═══ PROVIDED RECORDS

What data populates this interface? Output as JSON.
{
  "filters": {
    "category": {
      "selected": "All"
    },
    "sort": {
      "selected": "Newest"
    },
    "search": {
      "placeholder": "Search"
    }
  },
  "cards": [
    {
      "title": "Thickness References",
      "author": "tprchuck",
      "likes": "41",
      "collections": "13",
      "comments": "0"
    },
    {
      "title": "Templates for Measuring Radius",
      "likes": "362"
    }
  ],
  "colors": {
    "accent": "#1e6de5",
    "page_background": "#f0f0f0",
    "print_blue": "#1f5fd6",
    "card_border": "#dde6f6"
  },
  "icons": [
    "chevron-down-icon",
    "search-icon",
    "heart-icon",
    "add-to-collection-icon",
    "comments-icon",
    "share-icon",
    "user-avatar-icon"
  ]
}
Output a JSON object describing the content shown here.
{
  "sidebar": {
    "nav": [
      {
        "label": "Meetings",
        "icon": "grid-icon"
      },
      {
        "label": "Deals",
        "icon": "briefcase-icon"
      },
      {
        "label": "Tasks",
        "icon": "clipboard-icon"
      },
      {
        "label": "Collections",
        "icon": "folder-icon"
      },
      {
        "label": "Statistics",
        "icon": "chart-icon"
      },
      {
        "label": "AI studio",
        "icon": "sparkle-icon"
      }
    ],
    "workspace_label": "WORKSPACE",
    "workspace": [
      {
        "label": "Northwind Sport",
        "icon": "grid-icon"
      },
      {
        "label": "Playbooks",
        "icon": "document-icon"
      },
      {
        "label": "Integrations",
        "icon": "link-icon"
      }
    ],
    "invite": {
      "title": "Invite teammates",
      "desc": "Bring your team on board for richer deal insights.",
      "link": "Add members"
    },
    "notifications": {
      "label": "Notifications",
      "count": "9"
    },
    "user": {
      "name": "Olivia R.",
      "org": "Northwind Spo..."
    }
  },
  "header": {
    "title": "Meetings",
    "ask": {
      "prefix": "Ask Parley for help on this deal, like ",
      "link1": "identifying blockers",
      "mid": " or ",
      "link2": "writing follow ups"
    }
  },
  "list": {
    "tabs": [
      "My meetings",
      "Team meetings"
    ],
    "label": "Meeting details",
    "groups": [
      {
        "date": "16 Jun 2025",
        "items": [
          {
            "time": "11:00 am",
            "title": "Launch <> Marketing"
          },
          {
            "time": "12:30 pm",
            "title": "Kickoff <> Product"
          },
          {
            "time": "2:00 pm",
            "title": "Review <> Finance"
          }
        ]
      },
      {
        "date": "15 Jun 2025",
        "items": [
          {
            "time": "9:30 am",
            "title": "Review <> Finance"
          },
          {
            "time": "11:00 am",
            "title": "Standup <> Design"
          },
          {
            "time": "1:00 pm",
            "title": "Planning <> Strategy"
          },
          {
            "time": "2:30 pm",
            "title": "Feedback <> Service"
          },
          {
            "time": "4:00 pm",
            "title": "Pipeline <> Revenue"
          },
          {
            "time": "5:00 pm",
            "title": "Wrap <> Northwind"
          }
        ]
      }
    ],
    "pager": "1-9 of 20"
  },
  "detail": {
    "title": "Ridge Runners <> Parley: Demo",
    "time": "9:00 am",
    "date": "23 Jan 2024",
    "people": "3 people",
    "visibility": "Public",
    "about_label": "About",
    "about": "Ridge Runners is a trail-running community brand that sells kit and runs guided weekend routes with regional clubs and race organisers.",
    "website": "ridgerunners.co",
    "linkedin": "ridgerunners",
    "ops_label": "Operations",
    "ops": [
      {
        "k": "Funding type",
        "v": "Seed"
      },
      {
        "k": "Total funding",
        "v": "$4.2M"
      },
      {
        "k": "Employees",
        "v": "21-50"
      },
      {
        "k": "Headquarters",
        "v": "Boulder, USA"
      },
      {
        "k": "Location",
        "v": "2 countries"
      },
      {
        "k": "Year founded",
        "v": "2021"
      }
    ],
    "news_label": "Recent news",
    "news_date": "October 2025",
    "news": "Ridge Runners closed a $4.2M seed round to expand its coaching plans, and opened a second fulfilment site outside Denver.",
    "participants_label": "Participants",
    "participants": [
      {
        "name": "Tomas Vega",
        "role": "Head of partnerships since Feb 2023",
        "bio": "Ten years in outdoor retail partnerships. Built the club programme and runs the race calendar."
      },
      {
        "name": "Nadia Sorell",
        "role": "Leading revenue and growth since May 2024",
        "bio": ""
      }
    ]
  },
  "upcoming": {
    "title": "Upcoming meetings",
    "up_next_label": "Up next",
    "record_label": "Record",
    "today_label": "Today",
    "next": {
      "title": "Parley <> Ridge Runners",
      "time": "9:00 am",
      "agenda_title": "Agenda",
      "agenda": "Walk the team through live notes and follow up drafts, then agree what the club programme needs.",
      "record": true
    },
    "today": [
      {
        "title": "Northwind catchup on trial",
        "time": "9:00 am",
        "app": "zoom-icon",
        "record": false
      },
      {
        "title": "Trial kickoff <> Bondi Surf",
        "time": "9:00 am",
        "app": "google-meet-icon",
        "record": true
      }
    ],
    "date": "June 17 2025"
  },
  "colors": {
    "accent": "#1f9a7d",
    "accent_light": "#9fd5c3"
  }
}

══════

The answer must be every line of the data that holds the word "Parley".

      "prefix": "Ask Parley for help on this deal, like ",
    "title": "Ridge Runners <> Parley: Demo",
      "title": "Parley <> Ridge Runners",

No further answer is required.